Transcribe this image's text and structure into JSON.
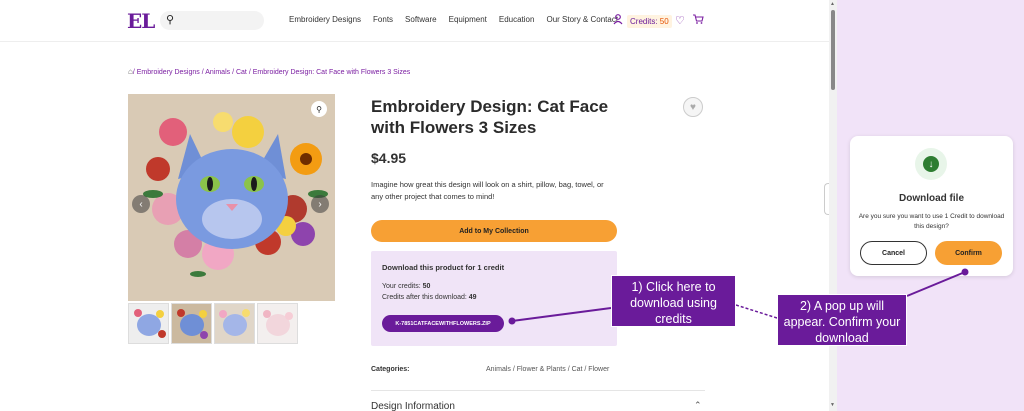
{
  "header": {
    "logo": "EL",
    "nav": [
      "Embroidery Designs",
      "Fonts",
      "Software",
      "Equipment",
      "Education",
      "Our Story & Contact"
    ],
    "credits_label": "Credits:",
    "credits_value": "50"
  },
  "breadcrumb": {
    "items": [
      "/ Embroidery Designs",
      "/ Animals",
      "/ Cat",
      "/ Embroidery Design: Cat Face with Flowers 3 Sizes"
    ],
    "text": " / Embroidery Designs / Animals / Cat / Embroidery Design: Cat Face with Flowers 3 Sizes"
  },
  "product": {
    "title": "Embroidery Design: Cat Face with Flowers 3 Sizes",
    "price": "$4.95",
    "description": "Imagine how great this design will look on a shirt, pillow, bag, towel, or any other project that comes to mind!",
    "add_button": "Add to My Collection",
    "categories_label": "Categories:",
    "categories_value": "Animals / Flower & Plants / Cat / Flower",
    "design_info": "Design Information"
  },
  "download_box": {
    "title": "Download this product for 1 credit",
    "your_credits": "Your credits: ",
    "your_credits_value": "50",
    "after_download": "Credits after this download: ",
    "after_download_value": "49",
    "zip_button": "K-7851CATFACEWITHFLOWERS.ZIP"
  },
  "modal": {
    "title": "Download file",
    "text": "Are you sure you want to use 1 Credit to download this design?",
    "cancel": "Cancel",
    "confirm": "Confirm"
  },
  "callouts": {
    "one": "1) Click here to download using credits",
    "two": "2) A pop up will appear. Confirm your download"
  },
  "colors": {
    "brand_purple": "#6a1b9a",
    "accent_orange": "#f7a034",
    "panel_lavender": "#f1e3f8"
  }
}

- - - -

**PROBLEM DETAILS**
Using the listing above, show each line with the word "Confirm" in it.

**EXPECTED ANSWER**
    "confirm": "Confirm"
    "two": "2) A pop up will appear. Confirm your download"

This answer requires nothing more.